- _Task details_
Your answer should be every line of the records that contains the word "content".

- _Provided entries_
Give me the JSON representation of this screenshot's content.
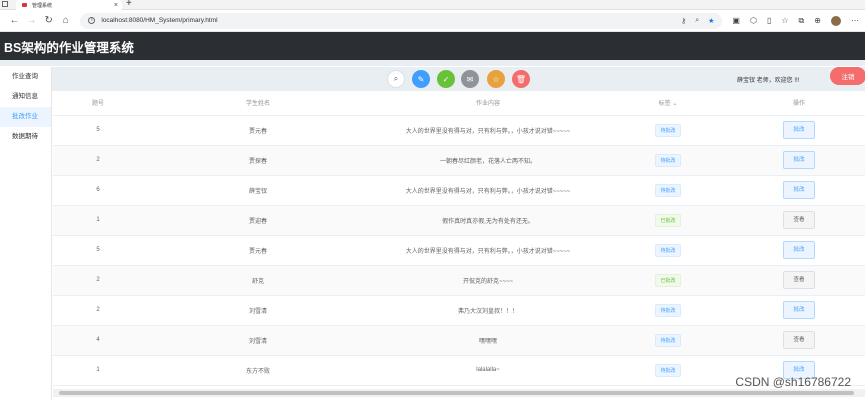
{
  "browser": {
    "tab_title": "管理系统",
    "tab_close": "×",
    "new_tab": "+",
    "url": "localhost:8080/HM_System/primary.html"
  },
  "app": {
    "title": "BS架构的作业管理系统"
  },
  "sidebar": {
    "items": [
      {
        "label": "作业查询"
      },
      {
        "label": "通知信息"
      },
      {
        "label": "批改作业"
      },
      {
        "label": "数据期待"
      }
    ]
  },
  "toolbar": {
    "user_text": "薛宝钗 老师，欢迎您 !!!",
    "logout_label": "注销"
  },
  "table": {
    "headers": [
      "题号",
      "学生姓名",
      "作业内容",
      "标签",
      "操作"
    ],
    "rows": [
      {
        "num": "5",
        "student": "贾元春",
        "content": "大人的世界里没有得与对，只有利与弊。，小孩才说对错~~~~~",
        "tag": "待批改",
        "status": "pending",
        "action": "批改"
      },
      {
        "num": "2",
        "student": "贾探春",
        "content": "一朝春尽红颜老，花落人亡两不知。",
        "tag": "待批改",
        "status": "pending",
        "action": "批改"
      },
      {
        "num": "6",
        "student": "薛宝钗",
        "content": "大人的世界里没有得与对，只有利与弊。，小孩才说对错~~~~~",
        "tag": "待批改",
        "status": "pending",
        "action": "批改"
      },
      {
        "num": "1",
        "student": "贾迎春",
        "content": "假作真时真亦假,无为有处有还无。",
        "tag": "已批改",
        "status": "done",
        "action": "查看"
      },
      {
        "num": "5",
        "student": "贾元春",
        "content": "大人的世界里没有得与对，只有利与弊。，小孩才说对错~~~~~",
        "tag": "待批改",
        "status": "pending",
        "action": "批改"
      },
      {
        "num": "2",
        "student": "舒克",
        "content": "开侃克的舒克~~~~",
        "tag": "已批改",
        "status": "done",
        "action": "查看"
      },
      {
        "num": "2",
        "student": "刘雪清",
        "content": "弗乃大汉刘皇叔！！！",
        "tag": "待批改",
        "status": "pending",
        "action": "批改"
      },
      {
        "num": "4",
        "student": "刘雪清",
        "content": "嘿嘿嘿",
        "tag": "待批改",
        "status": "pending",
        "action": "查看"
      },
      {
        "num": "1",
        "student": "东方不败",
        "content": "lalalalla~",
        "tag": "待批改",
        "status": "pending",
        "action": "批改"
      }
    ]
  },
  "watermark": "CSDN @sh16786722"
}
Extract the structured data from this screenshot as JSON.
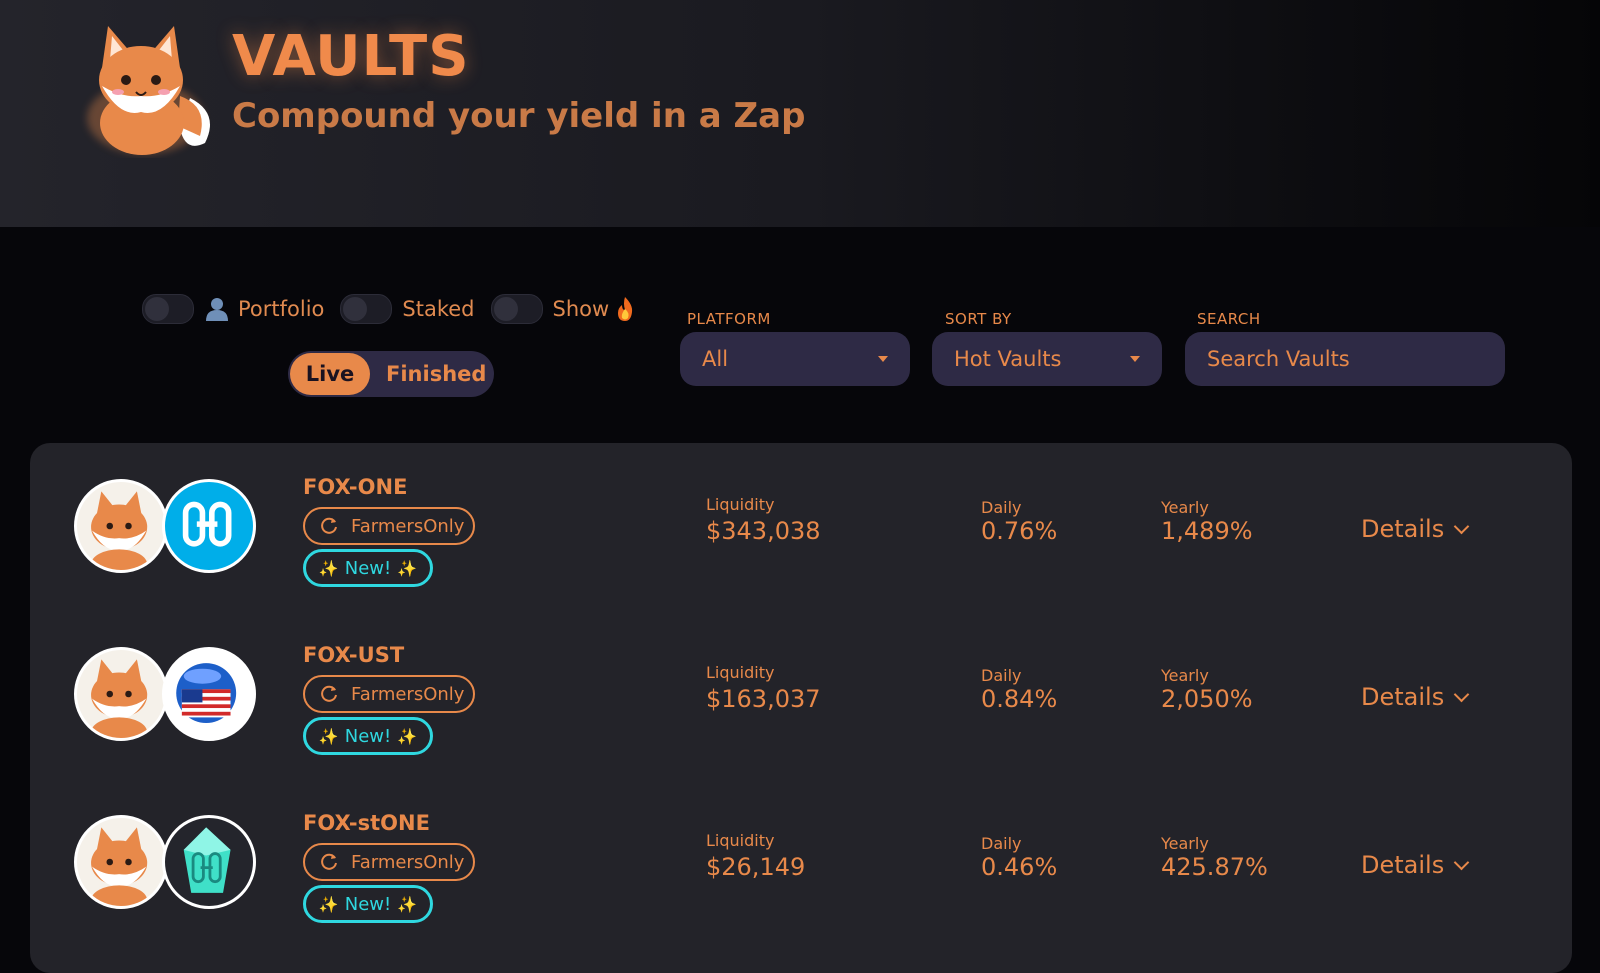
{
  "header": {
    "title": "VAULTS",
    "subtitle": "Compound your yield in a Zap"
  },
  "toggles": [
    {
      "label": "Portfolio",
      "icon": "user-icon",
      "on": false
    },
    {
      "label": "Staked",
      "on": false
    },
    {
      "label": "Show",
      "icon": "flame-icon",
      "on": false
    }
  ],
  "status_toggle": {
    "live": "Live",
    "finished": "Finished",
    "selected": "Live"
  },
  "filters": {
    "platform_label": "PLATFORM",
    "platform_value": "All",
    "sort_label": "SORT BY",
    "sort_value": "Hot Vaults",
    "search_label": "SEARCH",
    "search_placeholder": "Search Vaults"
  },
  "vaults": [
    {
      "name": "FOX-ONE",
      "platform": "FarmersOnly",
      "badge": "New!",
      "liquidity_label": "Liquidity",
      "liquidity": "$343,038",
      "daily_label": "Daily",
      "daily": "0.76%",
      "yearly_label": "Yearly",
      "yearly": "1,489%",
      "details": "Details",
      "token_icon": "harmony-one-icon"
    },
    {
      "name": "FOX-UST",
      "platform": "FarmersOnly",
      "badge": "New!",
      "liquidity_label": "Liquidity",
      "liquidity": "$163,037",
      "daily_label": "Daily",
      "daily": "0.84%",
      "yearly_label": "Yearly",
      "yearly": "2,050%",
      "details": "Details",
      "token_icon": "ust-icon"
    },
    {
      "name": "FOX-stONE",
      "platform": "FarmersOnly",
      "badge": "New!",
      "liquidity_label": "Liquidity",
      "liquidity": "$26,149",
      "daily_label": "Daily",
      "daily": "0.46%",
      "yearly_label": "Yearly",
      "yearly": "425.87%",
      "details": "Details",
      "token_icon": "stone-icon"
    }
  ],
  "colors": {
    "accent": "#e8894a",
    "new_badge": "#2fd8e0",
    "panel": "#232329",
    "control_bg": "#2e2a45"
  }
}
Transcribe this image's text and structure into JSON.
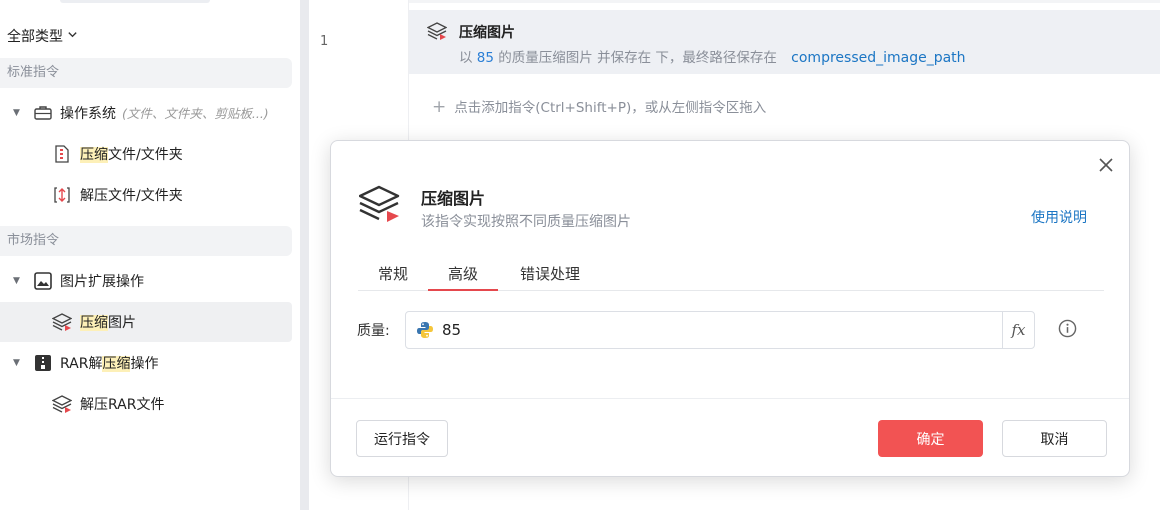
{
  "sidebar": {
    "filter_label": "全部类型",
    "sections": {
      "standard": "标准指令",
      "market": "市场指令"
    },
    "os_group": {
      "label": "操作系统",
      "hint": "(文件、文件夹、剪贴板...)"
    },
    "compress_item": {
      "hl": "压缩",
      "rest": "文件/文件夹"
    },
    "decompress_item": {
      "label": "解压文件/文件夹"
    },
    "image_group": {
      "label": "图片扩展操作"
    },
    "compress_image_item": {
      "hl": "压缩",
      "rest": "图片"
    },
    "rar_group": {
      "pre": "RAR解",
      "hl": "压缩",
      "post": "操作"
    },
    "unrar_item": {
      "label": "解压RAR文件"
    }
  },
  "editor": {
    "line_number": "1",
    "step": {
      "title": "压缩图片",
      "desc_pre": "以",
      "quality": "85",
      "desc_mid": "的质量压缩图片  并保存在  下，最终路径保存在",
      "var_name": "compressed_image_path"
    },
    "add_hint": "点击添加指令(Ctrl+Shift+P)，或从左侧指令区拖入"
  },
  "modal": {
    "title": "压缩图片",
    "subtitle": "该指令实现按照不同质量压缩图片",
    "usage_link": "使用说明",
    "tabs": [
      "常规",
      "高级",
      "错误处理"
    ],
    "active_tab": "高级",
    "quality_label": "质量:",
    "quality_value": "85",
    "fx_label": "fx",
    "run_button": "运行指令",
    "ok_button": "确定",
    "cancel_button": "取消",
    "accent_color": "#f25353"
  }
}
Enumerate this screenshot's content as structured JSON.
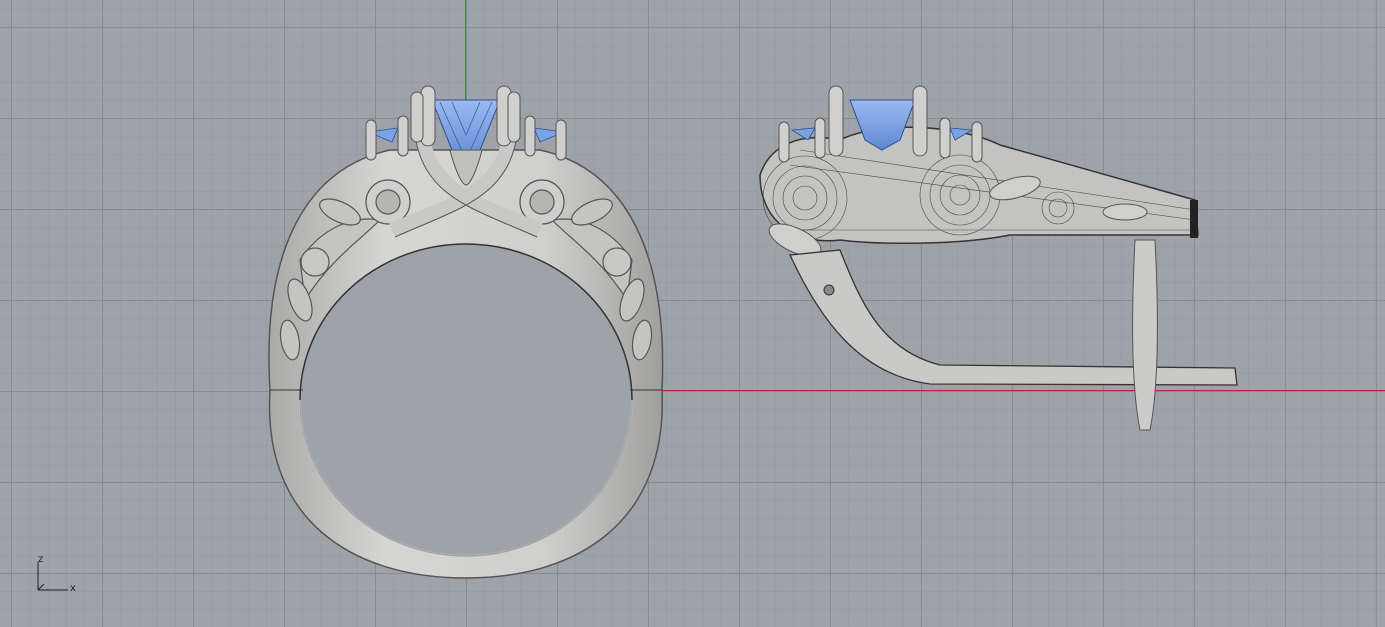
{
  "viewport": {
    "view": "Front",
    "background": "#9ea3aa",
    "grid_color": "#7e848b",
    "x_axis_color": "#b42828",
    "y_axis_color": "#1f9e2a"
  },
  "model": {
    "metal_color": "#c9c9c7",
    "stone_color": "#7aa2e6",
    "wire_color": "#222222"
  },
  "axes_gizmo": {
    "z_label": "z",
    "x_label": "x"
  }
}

- _Output for this task_
Give me the JSON representation of this screenshot's content.
        "content": "大人的世界里没有得与对，只有利与弊。，小孩才说对错~~~~~",
        "content": "一朝春尽红颜老，花落人亡两不知。",
        "content": "大人的世界里没有得与对，只有利与弊。，小孩才说对错~~~~~",
        "content": "假作真时真亦假,无为有处有还无。",
        "content": "大人的世界里没有得与对，只有利与弊。，小孩才说对错~~~~~",
        "content": "开侃克的舒克~~~~",
        "content": "弗乃大汉刘皇叔！！！",
        "content": "嘿嘿嘿",
        "content": "lalalalla~",
Enumerate this screenshot's content as structured JSON.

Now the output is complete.